═══ SUPPLIED RECORDS ═══
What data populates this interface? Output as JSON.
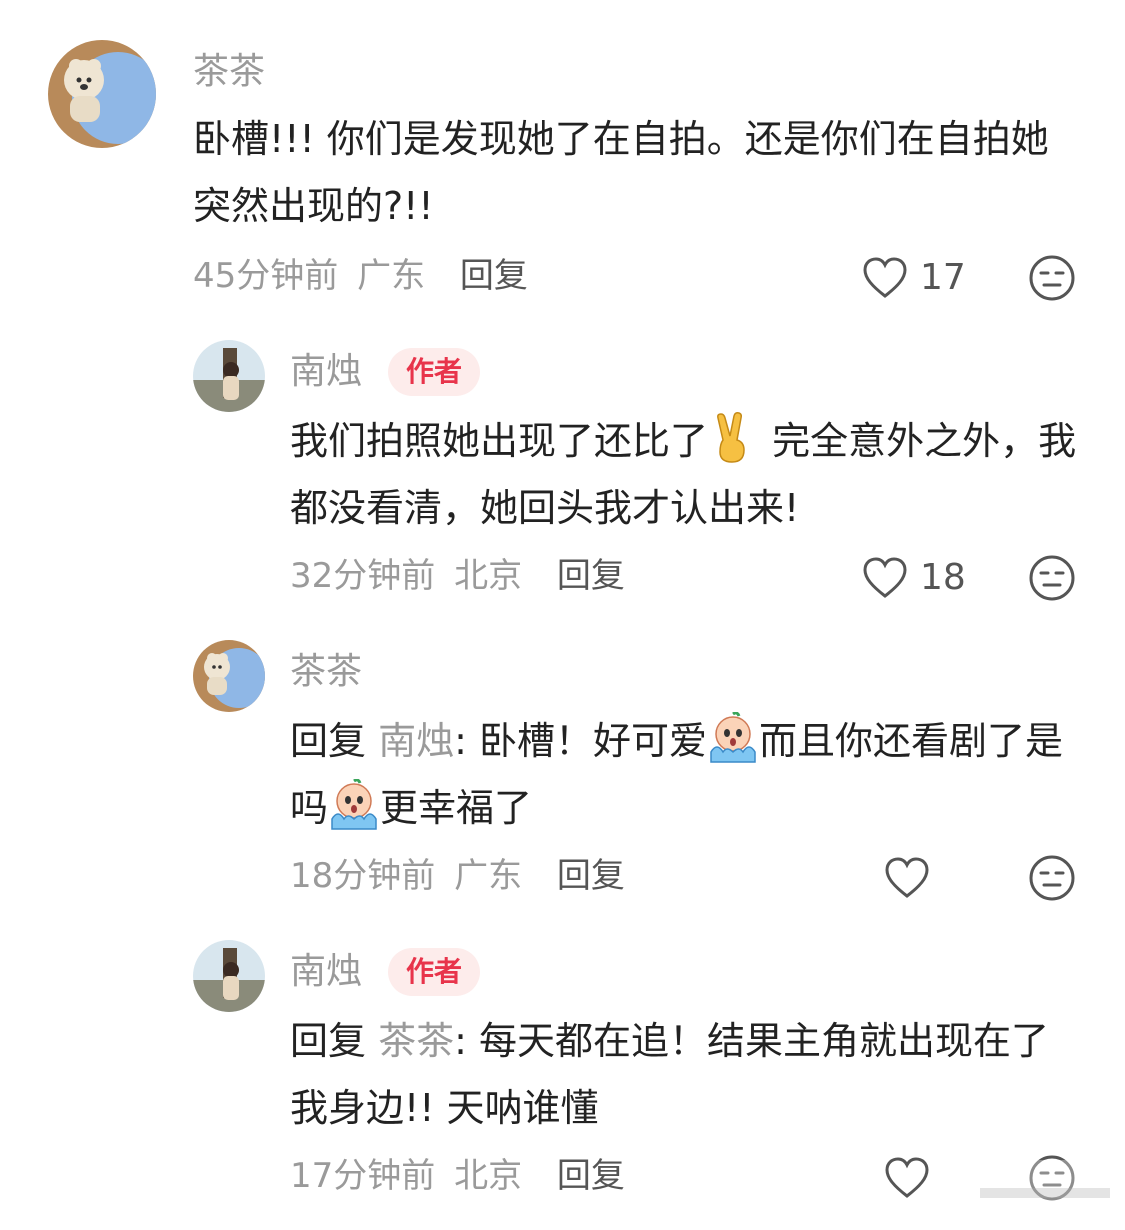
{
  "comments": [
    {
      "name": "茶茶",
      "is_author": false,
      "text_parts": [
        "卧槽!!! 你们是发现她了在自拍。还是你们在自拍她突然出现的?!!"
      ],
      "time": "45分钟前",
      "location": "广东",
      "reply_label": "回复",
      "likes": "17"
    },
    {
      "name": "南烛",
      "is_author": true,
      "badge": "作者",
      "text_before": "我们拍照她出现了还比了",
      "emoji": "victory-hand",
      "text_after": " 完全意外之外，我都没看清，她回头我才认出来!",
      "time": "32分钟前",
      "location": "北京",
      "reply_label": "回复",
      "likes": "18"
    },
    {
      "name": "茶茶",
      "is_author": false,
      "reply_prefix": "回复",
      "reply_target": "南烛",
      "text_a": ": 卧槽！好可爱",
      "text_b": "而且你还看剧了是吗",
      "text_c": "更幸福了",
      "emoji": "crying-face",
      "time": "18分钟前",
      "location": "广东",
      "reply_label": "回复",
      "likes": ""
    },
    {
      "name": "南烛",
      "is_author": true,
      "badge": "作者",
      "reply_prefix": "回复",
      "reply_target": "茶茶",
      "text": ": 每天都在追！结果主角就出现在了我身边!! 天呐谁懂",
      "time": "17分钟前",
      "location": "北京",
      "reply_label": "回复",
      "likes": ""
    }
  ],
  "icons": {
    "like": "heart-outline-icon",
    "dislike": "neutral-face-icon"
  },
  "colors": {
    "author_badge_bg": "#fdeceb",
    "author_badge_text": "#e8344b",
    "muted": "#9a9a9a"
  }
}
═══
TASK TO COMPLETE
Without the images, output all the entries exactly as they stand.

ANSWER BOX
What data populates this interface? Output as JSON.
{
  "comments": [
    {
      "name": "茶茶",
      "is_author": false,
      "text_parts": [
        "卧槽!!! 你们是发现她了在自拍。还是你们在自拍她突然出现的?!!"
      ],
      "time": "45分钟前",
      "location": "广东",
      "reply_label": "回复",
      "likes": "17"
    },
    {
      "name": "南烛",
      "is_author": true,
      "badge": "作者",
      "text_before": "我们拍照她出现了还比了",
      "emoji": "victory-hand",
      "text_after": " 完全意外之外，我都没看清，她回头我才认出来!",
      "time": "32分钟前",
      "location": "北京",
      "reply_label": "回复",
      "likes": "18"
    },
    {
      "name": "茶茶",
      "is_author": false,
      "reply_prefix": "回复",
      "reply_target": "南烛",
      "text_a": ": 卧槽！好可爱",
      "text_b": "而且你还看剧了是吗",
      "text_c": "更幸福了",
      "emoji": "crying-face",
      "time": "18分钟前",
      "location": "广东",
      "reply_label": "回复",
      "likes": ""
    },
    {
      "name": "南烛",
      "is_author": true,
      "badge": "作者",
      "reply_prefix": "回复",
      "reply_target": "茶茶",
      "text": ": 每天都在追！结果主角就出现在了我身边!! 天呐谁懂",
      "time": "17分钟前",
      "location": "北京",
      "reply_label": "回复",
      "likes": ""
    }
  ],
  "icons": {
    "like": "heart-outline-icon",
    "dislike": "neutral-face-icon"
  },
  "colors": {
    "author_badge_bg": "#fdeceb",
    "author_badge_text": "#e8344b",
    "muted": "#9a9a9a"
  }
}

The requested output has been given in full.